- **What you should do**: Reproduce each line of the entries that carries "with".

Page and application data records
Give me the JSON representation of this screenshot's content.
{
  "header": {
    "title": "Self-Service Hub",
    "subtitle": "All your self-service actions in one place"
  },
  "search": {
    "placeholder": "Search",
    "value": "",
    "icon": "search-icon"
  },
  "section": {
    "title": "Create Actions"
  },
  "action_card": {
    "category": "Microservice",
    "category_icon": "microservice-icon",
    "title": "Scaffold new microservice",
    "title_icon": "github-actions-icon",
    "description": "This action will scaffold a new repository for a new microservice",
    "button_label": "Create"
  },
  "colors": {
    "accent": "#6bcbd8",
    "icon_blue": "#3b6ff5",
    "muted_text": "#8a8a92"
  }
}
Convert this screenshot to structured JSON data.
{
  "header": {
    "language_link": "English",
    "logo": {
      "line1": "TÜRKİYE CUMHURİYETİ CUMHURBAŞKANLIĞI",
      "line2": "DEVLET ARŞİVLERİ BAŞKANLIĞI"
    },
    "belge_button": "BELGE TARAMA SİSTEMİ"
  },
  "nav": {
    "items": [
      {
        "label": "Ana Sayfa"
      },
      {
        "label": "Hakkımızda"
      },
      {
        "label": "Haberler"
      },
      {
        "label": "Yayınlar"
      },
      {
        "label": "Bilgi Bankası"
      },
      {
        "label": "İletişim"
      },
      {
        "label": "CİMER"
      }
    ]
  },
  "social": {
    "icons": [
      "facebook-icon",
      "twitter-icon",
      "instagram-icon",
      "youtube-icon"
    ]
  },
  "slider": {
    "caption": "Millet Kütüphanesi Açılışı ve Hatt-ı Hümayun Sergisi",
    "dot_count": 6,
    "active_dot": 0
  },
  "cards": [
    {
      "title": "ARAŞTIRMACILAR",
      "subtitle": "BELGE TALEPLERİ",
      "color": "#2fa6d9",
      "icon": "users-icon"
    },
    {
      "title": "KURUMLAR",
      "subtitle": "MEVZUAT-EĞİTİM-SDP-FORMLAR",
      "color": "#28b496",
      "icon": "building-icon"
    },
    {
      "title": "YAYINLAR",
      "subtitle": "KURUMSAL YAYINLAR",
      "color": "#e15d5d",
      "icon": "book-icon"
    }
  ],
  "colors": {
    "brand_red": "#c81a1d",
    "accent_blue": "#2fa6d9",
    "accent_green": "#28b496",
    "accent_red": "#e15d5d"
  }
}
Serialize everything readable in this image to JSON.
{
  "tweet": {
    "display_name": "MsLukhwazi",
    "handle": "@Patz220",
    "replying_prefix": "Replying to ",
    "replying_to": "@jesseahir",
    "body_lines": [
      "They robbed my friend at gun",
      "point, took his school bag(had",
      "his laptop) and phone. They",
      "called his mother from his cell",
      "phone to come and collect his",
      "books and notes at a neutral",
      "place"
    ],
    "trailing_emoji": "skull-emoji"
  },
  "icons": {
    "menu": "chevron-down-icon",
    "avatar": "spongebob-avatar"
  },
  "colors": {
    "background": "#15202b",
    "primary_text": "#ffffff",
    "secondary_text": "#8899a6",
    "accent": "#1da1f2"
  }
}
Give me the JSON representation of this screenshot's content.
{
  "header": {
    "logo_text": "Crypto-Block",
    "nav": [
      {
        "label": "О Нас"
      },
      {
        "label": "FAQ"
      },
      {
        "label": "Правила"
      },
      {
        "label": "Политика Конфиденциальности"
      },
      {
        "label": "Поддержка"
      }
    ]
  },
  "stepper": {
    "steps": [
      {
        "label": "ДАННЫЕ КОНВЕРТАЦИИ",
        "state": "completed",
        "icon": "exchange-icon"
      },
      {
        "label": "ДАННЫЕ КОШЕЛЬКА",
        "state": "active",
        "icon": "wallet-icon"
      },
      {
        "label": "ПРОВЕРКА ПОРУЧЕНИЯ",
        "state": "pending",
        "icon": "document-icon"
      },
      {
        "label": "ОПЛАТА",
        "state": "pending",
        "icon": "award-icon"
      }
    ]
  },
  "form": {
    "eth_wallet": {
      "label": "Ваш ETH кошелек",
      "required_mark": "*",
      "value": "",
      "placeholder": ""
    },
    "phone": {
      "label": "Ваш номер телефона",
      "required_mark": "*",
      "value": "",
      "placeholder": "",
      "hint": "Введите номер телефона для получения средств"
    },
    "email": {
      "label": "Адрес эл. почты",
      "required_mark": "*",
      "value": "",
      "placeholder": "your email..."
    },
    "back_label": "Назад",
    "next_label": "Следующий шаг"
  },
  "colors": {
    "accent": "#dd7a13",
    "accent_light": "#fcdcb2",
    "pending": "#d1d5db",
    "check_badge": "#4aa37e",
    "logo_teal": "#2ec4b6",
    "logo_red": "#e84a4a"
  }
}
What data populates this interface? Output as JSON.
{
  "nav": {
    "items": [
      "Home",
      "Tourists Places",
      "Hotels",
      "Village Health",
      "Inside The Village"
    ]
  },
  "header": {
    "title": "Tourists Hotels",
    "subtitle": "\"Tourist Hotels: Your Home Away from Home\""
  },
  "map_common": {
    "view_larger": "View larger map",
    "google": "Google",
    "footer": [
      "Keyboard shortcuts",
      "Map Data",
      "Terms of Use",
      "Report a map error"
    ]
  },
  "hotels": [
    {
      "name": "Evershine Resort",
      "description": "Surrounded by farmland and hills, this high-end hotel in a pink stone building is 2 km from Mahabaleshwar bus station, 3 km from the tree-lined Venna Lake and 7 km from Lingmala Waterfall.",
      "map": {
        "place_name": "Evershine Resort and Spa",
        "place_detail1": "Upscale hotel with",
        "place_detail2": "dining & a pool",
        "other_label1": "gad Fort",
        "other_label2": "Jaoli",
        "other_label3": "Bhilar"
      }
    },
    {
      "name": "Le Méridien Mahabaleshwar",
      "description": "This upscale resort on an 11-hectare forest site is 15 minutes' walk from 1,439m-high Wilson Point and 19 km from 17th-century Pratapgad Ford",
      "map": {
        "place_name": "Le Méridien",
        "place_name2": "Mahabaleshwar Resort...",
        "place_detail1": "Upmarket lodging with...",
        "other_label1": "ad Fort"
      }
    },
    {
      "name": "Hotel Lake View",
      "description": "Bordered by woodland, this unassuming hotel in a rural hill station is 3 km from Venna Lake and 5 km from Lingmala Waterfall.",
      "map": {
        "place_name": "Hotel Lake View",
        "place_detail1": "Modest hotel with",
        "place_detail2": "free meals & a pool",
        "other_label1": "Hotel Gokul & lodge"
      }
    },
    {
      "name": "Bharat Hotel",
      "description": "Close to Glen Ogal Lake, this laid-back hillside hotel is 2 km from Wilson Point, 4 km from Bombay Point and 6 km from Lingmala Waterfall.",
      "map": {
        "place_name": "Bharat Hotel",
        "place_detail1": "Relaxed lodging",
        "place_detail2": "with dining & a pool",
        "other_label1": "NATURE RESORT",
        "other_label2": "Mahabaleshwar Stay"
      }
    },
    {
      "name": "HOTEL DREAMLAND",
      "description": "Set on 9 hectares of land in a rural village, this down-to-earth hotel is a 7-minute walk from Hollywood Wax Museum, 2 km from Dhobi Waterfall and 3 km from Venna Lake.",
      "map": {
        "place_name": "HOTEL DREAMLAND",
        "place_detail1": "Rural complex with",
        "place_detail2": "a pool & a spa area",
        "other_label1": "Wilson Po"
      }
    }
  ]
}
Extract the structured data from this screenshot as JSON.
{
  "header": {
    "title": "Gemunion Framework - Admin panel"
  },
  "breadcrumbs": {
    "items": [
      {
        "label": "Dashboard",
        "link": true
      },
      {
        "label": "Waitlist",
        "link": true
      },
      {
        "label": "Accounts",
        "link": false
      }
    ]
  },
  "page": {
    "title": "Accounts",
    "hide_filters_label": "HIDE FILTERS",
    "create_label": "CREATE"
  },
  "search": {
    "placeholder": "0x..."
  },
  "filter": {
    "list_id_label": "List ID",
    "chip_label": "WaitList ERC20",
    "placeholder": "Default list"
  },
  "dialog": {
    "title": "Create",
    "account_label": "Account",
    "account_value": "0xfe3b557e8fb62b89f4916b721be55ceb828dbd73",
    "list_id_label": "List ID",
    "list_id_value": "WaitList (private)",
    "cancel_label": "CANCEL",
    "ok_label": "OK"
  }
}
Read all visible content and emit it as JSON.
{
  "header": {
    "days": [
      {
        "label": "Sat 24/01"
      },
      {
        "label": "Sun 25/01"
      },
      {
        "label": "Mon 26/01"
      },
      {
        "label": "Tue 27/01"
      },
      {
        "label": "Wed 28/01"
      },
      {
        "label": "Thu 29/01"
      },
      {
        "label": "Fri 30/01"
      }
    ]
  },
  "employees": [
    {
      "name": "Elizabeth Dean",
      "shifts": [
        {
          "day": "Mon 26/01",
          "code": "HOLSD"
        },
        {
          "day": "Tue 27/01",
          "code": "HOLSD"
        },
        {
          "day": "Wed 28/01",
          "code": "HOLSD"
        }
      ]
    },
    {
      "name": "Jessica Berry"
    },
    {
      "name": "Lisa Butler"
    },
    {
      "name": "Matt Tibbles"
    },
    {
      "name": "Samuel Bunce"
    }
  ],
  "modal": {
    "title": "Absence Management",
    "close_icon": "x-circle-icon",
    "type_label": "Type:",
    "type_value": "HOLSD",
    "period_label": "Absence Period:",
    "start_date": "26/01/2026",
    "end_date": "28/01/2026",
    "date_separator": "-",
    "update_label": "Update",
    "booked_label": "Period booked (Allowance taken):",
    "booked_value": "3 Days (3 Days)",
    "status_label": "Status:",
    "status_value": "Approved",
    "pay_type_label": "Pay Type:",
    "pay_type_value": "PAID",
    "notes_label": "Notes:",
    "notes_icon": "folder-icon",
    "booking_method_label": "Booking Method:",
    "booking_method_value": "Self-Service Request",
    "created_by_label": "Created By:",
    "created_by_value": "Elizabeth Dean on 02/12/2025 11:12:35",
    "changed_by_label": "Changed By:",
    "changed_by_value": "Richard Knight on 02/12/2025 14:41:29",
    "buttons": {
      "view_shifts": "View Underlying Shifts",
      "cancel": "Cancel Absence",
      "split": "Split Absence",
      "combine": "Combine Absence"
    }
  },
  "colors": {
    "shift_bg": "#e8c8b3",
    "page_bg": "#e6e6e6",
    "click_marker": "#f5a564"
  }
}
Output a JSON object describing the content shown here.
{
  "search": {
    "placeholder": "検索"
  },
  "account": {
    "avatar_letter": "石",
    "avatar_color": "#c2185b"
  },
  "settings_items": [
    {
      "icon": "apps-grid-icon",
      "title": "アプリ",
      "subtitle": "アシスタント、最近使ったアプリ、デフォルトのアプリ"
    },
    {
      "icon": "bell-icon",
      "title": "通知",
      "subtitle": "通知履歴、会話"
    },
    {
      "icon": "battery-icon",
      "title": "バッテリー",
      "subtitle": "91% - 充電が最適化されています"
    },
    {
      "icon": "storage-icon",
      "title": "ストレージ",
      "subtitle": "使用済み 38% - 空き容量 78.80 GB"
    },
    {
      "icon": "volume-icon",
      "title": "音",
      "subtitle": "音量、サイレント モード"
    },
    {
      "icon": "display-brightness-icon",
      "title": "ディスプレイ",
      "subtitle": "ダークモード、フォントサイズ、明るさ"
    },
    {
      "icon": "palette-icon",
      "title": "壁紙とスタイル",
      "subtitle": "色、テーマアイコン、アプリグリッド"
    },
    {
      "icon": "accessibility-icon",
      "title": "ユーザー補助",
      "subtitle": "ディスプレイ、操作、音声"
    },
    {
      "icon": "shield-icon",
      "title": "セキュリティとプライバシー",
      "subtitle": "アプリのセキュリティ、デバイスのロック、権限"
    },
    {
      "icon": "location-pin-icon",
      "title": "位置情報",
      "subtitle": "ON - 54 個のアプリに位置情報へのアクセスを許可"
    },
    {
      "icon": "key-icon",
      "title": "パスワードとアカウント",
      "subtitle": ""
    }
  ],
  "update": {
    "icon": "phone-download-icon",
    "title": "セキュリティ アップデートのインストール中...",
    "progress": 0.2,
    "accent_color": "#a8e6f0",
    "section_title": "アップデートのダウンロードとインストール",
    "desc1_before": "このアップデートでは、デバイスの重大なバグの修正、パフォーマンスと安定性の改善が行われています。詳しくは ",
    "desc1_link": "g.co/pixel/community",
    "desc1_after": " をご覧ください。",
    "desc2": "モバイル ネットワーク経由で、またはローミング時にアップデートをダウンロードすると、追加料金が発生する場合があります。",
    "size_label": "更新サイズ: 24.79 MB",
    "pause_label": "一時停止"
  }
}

- **Solution for this problem**:
        "place_detail1": "Upscale hotel with",
        "place_detail1": "Upmarket lodging with...",
        "place_detail1": "Modest hotel with",
        "place_detail2": "with dining & a pool",
        "place_detail1": "Rural complex with",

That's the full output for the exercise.